### Task prompt
Every line of the data, first to last, must be written out unchanged.

### Excerpts from an interface dataset
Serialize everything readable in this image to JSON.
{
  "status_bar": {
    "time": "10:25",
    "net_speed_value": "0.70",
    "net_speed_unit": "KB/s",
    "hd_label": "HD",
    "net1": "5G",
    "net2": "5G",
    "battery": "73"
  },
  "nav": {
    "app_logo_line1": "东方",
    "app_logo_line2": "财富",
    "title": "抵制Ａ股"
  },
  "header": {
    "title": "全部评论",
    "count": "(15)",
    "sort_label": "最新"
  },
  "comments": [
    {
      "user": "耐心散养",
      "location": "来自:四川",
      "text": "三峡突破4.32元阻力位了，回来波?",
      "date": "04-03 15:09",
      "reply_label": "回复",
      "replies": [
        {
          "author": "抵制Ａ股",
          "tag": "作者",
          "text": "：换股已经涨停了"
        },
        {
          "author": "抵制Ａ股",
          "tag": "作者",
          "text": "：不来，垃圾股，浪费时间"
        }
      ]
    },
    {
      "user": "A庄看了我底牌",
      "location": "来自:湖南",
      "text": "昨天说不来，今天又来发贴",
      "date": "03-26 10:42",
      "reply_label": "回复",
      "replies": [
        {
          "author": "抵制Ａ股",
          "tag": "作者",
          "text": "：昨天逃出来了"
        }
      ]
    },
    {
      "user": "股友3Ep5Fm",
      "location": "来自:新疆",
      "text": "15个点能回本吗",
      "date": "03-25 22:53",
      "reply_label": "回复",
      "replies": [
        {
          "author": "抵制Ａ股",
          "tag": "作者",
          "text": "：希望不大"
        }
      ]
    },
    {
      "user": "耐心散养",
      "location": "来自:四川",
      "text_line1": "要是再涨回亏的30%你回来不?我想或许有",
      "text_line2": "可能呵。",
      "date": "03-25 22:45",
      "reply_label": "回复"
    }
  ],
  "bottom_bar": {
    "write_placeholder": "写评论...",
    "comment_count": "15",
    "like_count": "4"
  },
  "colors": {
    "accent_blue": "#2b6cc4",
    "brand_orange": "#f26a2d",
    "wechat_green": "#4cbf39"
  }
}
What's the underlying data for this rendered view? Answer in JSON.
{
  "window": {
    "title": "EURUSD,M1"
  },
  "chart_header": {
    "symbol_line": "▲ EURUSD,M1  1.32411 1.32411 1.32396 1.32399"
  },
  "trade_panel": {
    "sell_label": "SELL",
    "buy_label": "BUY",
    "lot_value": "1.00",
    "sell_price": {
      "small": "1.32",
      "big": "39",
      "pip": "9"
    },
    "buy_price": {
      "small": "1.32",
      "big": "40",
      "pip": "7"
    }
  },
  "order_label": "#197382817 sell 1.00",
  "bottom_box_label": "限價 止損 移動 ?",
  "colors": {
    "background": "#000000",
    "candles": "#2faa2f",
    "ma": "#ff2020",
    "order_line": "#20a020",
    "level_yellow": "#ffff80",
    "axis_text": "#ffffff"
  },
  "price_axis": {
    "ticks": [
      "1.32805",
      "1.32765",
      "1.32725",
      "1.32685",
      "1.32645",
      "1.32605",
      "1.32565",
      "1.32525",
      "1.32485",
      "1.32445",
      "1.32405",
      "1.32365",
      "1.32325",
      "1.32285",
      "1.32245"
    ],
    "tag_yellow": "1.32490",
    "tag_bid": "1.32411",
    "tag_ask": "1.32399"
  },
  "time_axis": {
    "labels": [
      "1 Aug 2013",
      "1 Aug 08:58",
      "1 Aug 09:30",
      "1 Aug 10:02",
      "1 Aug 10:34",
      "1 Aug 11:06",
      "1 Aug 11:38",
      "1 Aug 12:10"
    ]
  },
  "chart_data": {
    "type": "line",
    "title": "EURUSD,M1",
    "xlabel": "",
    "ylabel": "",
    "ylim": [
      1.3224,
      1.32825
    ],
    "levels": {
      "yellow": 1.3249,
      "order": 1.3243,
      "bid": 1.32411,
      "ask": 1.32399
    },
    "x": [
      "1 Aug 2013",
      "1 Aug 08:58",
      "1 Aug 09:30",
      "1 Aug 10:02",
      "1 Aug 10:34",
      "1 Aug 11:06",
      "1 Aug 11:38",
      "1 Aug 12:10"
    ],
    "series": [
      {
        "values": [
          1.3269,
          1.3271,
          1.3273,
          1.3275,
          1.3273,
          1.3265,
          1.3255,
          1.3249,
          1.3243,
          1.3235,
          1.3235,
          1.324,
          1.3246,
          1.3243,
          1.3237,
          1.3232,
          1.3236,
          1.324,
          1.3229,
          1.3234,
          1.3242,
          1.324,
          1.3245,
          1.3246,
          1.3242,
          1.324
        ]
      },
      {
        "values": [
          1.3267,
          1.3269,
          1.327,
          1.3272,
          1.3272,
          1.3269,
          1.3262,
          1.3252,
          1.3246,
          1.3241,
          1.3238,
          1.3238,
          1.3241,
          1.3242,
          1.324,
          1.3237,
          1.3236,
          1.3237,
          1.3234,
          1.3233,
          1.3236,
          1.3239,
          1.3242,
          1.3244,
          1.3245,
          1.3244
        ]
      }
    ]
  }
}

### Expected output
Serialize everything readable in this image to JSON.
{
  "status_bar": {
    "time": "10:25",
    "net_speed_value": "0.70",
    "net_speed_unit": "KB/s",
    "hd_label": "HD",
    "net1": "5G",
    "net2": "5G",
    "battery": "73"
  },
  "nav": {
    "app_logo_line1": "东方",
    "app_logo_line2": "财富",
    "title": "抵制Ａ股"
  },
  "header": {
    "title": "全部评论",
    "count": "(15)",
    "sort_label": "最新"
  },
  "comments": [
    {
      "user": "耐心散养",
      "location": "来自:四川",
      "text": "三峡突破4.32元阻力位了，回来波?",
      "date": "04-03 15:09",
      "reply_label": "回复",
      "replies": [
        {
          "author": "抵制Ａ股",
          "tag": "作者",
          "text": "：换股已经涨停了"
        },
        {
          "author": "抵制Ａ股",
          "tag": "作者",
          "text": "：不来，垃圾股，浪费时间"
        }
      ]
    },
    {
      "user": "A庄看了我底牌",
      "location": "来自:湖南",
      "text": "昨天说不来，今天又来发贴",
      "date": "03-26 10:42",
      "reply_label": "回复",
      "replies": [
        {
          "author": "抵制Ａ股",
          "tag": "作者",
          "text": "：昨天逃出来了"
        }
      ]
    },
    {
      "user": "股友3Ep5Fm",
      "location": "来自:新疆",
      "text": "15个点能回本吗",
      "date": "03-25 22:53",
      "reply_label": "回复",
      "replies": [
        {
          "author": "抵制Ａ股",
          "tag": "作者",
          "text": "：希望不大"
        }
      ]
    },
    {
      "user": "耐心散养",
      "location": "来自:四川",
      "text_line1": "要是再涨回亏的30%你回来不?我想或许有",
      "text_line2": "可能呵。",
      "date": "03-25 22:45",
      "reply_label": "回复"
    }
  ],
  "bottom_bar": {
    "write_placeholder": "写评论...",
    "comment_count": "15",
    "like_count": "4"
  },
  "colors": {
    "accent_blue": "#2b6cc4",
    "brand_orange": "#f26a2d",
    "wechat_green": "#4cbf39"
  }
}
What's the underlying data for this rendered view? Answer in JSON.
{
  "window": {
    "title": "EURUSD,M1"
  },
  "chart_header": {
    "symbol_line": "▲ EURUSD,M1  1.32411 1.32411 1.32396 1.32399"
  },
  "trade_panel": {
    "sell_label": "SELL",
    "buy_label": "BUY",
    "lot_value": "1.00",
    "sell_price": {
      "small": "1.32",
      "big": "39",
      "pip": "9"
    },
    "buy_price": {
      "small": "1.32",
      "big": "40",
      "pip": "7"
    }
  },
  "order_label": "#197382817 sell 1.00",
  "bottom_box_label": "限價 止損 移動 ?",
  "colors": {
    "background": "#000000",
    "candles": "#2faa2f",
    "ma": "#ff2020",
    "order_line": "#20a020",
    "level_yellow": "#ffff80",
    "axis_text": "#ffffff"
  },
  "price_axis": {
    "ticks": [
      "1.32805",
      "1.32765",
      "1.32725",
      "1.32685",
      "1.32645",
      "1.32605",
      "1.32565",
      "1.32525",
      "1.32485",
      "1.32445",
      "1.32405",
      "1.32365",
      "1.32325",
      "1.32285",
      "1.32245"
    ],
    "tag_yellow": "1.32490",
    "tag_bid": "1.32411",
    "tag_ask": "1.32399"
  },
  "time_axis": {
    "labels": [
      "1 Aug 2013",
      "1 Aug 08:58",
      "1 Aug 09:30",
      "1 Aug 10:02",
      "1 Aug 10:34",
      "1 Aug 11:06",
      "1 Aug 11:38",
      "1 Aug 12:10"
    ]
  },
  "chart_data": {
    "type": "line",
    "title": "EURUSD,M1",
    "xlabel": "",
    "ylabel": "",
    "ylim": [
      1.3224,
      1.32825
    ],
    "levels": {
      "yellow": 1.3249,
      "order": 1.3243,
      "bid": 1.32411,
      "ask": 1.32399
    },
    "x": [
      "1 Aug 2013",
      "1 Aug 08:58",
      "1 Aug 09:30",
      "1 Aug 10:02",
      "1 Aug 10:34",
      "1 Aug 11:06",
      "1 Aug 11:38",
      "1 Aug 12:10"
    ],
    "series": [
      {
        "values": [
          1.3269,
          1.3271,
          1.3273,
          1.3275,
          1.3273,
          1.3265,
          1.3255,
          1.3249,
          1.3243,
          1.3235,
          1.3235,
          1.324,
          1.3246,
          1.3243,
          1.3237,
          1.3232,
          1.3236,
          1.324,
          1.3229,
          1.3234,
          1.3242,
          1.324,
          1.3245,
          1.3246,
          1.3242,
          1.324
        ]
      },
      {
        "values": [
          1.3267,
          1.3269,
          1.327,
          1.3272,
          1.3272,
          1.3269,
          1.3262,
          1.3252,
          1.3246,
          1.3241,
          1.3238,
          1.3238,
          1.3241,
          1.3242,
          1.324,
          1.3237,
          1.3236,
          1.3237,
          1.3234,
          1.3233,
          1.3236,
          1.3239,
          1.3242,
          1.3244,
          1.3245,
          1.3244
        ]
      }
    ]
  }
}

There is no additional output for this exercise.